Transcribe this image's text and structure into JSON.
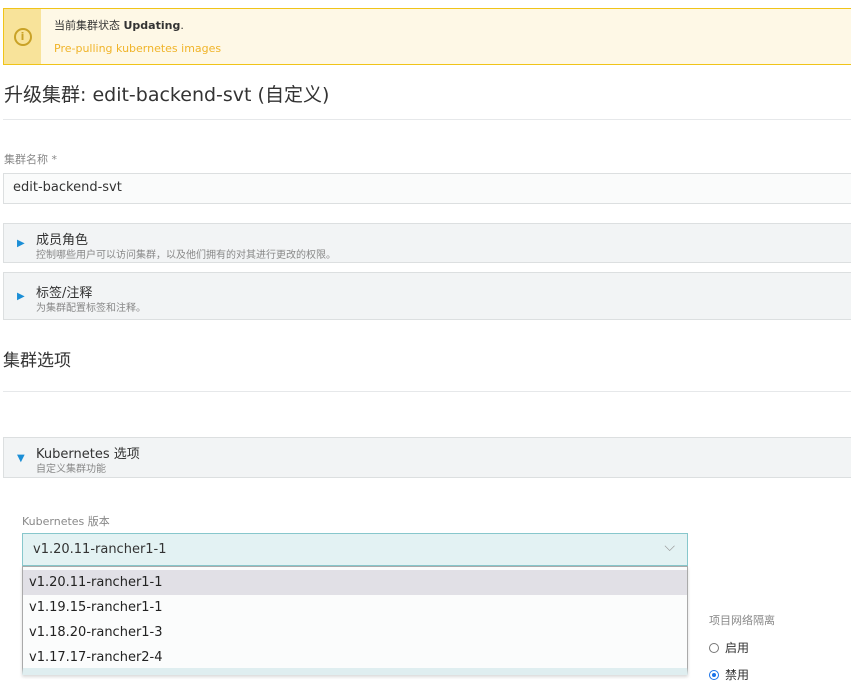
{
  "banner": {
    "status_prefix": "当前集群状态",
    "status": "Updating",
    "status_suffix": ".",
    "message": "Pre-pulling kubernetes images",
    "icon": "info-icon"
  },
  "page_title": "升级集群: edit-backend-svt (自定义)",
  "cluster_name": {
    "label": "集群名称 *",
    "value": "edit-backend-svt"
  },
  "accordions": [
    {
      "title": "成员角色",
      "subtitle": "控制哪些用户可以访问集群，以及他们拥有的对其进行更改的权限。"
    },
    {
      "title": "标签/注释",
      "subtitle": "为集群配置标签和注释。"
    }
  ],
  "section_title": "集群选项",
  "k8s_options": {
    "title": "Kubernetes 选项",
    "subtitle": "自定义集群功能"
  },
  "k8s_version": {
    "label": "Kubernetes 版本",
    "selected": "v1.20.11-rancher1-1",
    "options": [
      "v1.20.11-rancher1-1",
      "v1.19.15-rancher1-1",
      "v1.18.20-rancher1-3",
      "v1.17.17-rancher2-4"
    ]
  },
  "network_isolation": {
    "label": "项目网络隔离",
    "options": [
      {
        "label": "启用",
        "checked": false
      },
      {
        "label": "禁用",
        "checked": true
      }
    ]
  }
}
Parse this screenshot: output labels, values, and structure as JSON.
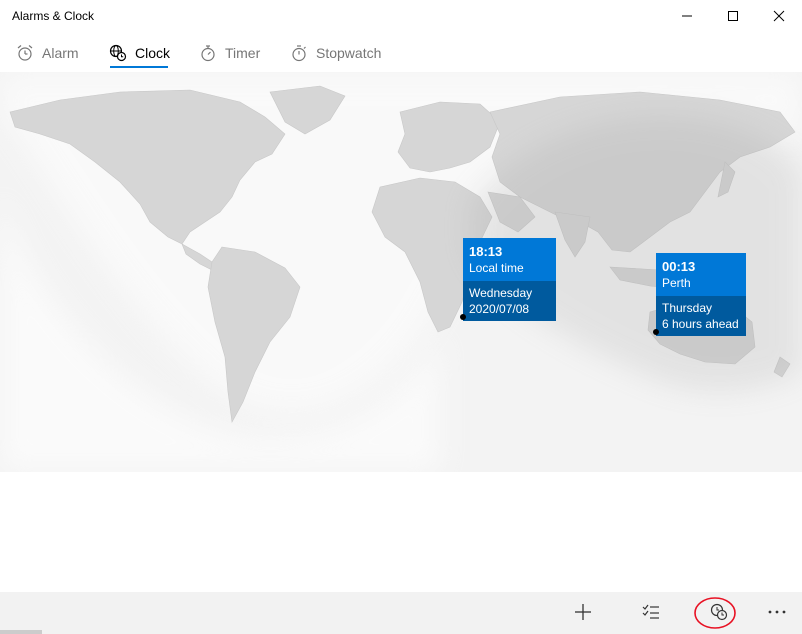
{
  "window": {
    "title": "Alarms & Clock",
    "controls": {
      "minimize": "minimize-icon",
      "maximize": "maximize-icon",
      "close": "close-icon"
    }
  },
  "tabs": [
    {
      "label": "Alarm",
      "icon": "alarm-icon",
      "active": false
    },
    {
      "label": "Clock",
      "icon": "world-clock-icon",
      "active": true
    },
    {
      "label": "Timer",
      "icon": "timer-icon",
      "active": false
    },
    {
      "label": "Stopwatch",
      "icon": "stopwatch-icon",
      "active": false
    }
  ],
  "clocks": [
    {
      "time": "18:13",
      "place": "Local time",
      "day": "Wednesday",
      "detail": "2020/07/08"
    },
    {
      "time": "00:13",
      "place": "Perth",
      "day": "Thursday",
      "detail": "6 hours ahead"
    }
  ],
  "colors": {
    "accent": "#0078d7",
    "accent_dark": "#005a9e",
    "map_land": "#d4d4d4",
    "map_bg": "#f3f3f3",
    "annotation": "#e81123"
  },
  "commandbar": {
    "items": [
      {
        "icon": "add-icon"
      },
      {
        "icon": "select-list-icon"
      },
      {
        "icon": "compare-clocks-icon",
        "annotated": true
      },
      {
        "icon": "more-icon"
      }
    ]
  }
}
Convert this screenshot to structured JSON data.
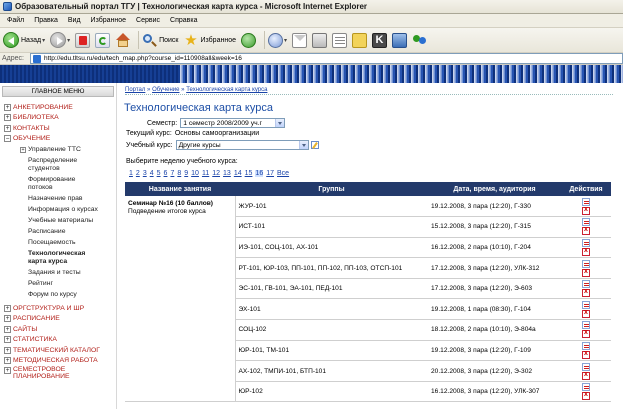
{
  "window": {
    "title": "Образовательный портал ТГУ | Технологическая карта курса - Microsoft Internet Explorer"
  },
  "menubar": {
    "items": [
      "Файл",
      "Правка",
      "Вид",
      "Избранное",
      "Сервис",
      "Справка"
    ]
  },
  "toolbar": {
    "back_label": "Назад",
    "search_label": "Поиск",
    "favorites_label": "Избранное"
  },
  "addressbar": {
    "label": "Адрес:",
    "url": "http://edu.tltsu.ru/edu/tech_map.php?course_id=110908all&week=16"
  },
  "sidebar": {
    "header": "ГЛАВНОЕ МЕНЮ",
    "top_items": [
      {
        "label": "АНКЕТИРОВАНИЕ",
        "expander": "+"
      },
      {
        "label": "БИБЛИОТЕКА",
        "expander": "+"
      },
      {
        "label": "КОНТАКТЫ",
        "expander": "+"
      },
      {
        "label": "ОБУЧЕНИЕ",
        "expander": "−"
      }
    ],
    "sub_items": [
      {
        "label": "Управление ТТС",
        "expander": "+"
      },
      {
        "label": "Распределение студентов"
      },
      {
        "label": "Формирование потоков"
      },
      {
        "label": "Назначение прав"
      },
      {
        "label": "Информация о курсах"
      },
      {
        "label": "Учебные материалы"
      },
      {
        "label": "Расписание"
      },
      {
        "label": "Посещаемость"
      },
      {
        "label": "Технологическая карта курса",
        "active": true
      },
      {
        "label": "Задания и тесты"
      },
      {
        "label": "Рейтинг"
      },
      {
        "label": "Форум по курсу"
      }
    ],
    "bottom_items": [
      {
        "label": "ОРГСТРУКТУРА И ШР",
        "expander": "+"
      },
      {
        "label": "РАСПИСАНИЕ",
        "expander": "+"
      },
      {
        "label": "САЙТЫ",
        "expander": "+"
      },
      {
        "label": "СТАТИСТИКА",
        "expander": "+"
      },
      {
        "label": "ТЕМАТИЧЕСКИЙ КАТАЛОГ",
        "expander": "+"
      },
      {
        "label": "МЕТОДИЧЕСКАЯ РАБОТА",
        "expander": "+"
      },
      {
        "label": "СЕМЕСТРОВОЕ ПЛАНИРОВАНИЕ",
        "expander": "+"
      }
    ]
  },
  "content": {
    "breadcrumb": {
      "portal": "Портал",
      "sep1": "»",
      "learning": "Обучение",
      "sep2": "»",
      "current": "Технологическая карта курса"
    },
    "title": "Технологическая карта курса",
    "semester_label": "Семестр:",
    "semester_value": "1 семестр 2008/2009 уч.г",
    "current_course_label": "Текущий курс:",
    "current_course_value": "Основы самоорганизации",
    "course_label": "Учебный курс:",
    "course_value": "Другие курсы",
    "week_prompt": "Выберите неделю учебного курса:",
    "weeks": [
      "1",
      "2",
      "3",
      "4",
      "5",
      "6",
      "7",
      "8",
      "9",
      "10",
      "11",
      "12",
      "13",
      "14",
      "15",
      "16",
      "17",
      "Все"
    ],
    "current_week": "16",
    "table": {
      "headers": [
        "Название занятия",
        "Группы",
        "Дата, время, аудитория",
        "Действия"
      ],
      "session_title": "Семинар №16 (10 баллов)",
      "session_subtitle": "Подведение итогов курса",
      "rows": [
        {
          "groups": "ЖУР-101",
          "datetime": "19.12.2008, 3 пара (12:20), Г-330"
        },
        {
          "groups": "ИСТ-101",
          "datetime": "15.12.2008, 3 пара (12:20), Г-315"
        },
        {
          "groups": "ИЭ-101, СОЦ-101, АХ-101",
          "datetime": "16.12.2008, 2 пара (10:10), Г-204"
        },
        {
          "groups": "РТ-101, ЮР-103, ПП-101, ПП-102, ПП-103, ОТСП-101",
          "datetime": "17.12.2008, 3 пара (12:20), УЛК-312"
        },
        {
          "groups": "ЭС-101, ГВ-101, ЭА-101, ПЕД-101",
          "datetime": "17.12.2008, 3 пара (12:20), Э-603"
        },
        {
          "groups": "ЭХ-101",
          "datetime": "19.12.2008, 1 пара (08:30), Г-104"
        },
        {
          "groups": "СОЦ-102",
          "datetime": "18.12.2008, 2 пара (10:10), Э-804а"
        },
        {
          "groups": "ЮР-101, ТМ-101",
          "datetime": "19.12.2008, 3 пара (12:20), Г-109"
        },
        {
          "groups": "АХ-102, ТМПИ-101, БТП-101",
          "datetime": "20.12.2008, 3 пара (12:20), Э-302"
        },
        {
          "groups": "ЮР-102",
          "datetime": "16.12.2008, 3 пара (12:20), УЛК-307"
        }
      ]
    }
  }
}
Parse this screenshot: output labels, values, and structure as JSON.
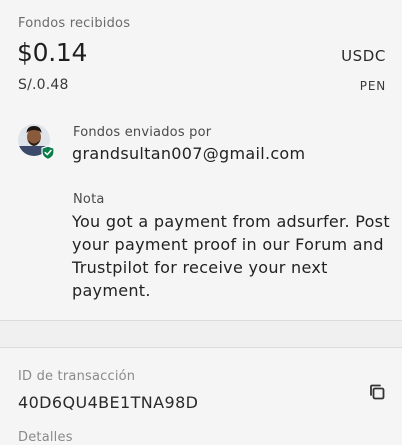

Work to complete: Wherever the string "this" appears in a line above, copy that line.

The answer:
Transcribe this image's text and structure into JSON.
Parse this screenshot: output labels, values, and structure as JSON.
Convert this screenshot to structured JSON data.
Parse this screenshot: output labels, values, and structure as JSON.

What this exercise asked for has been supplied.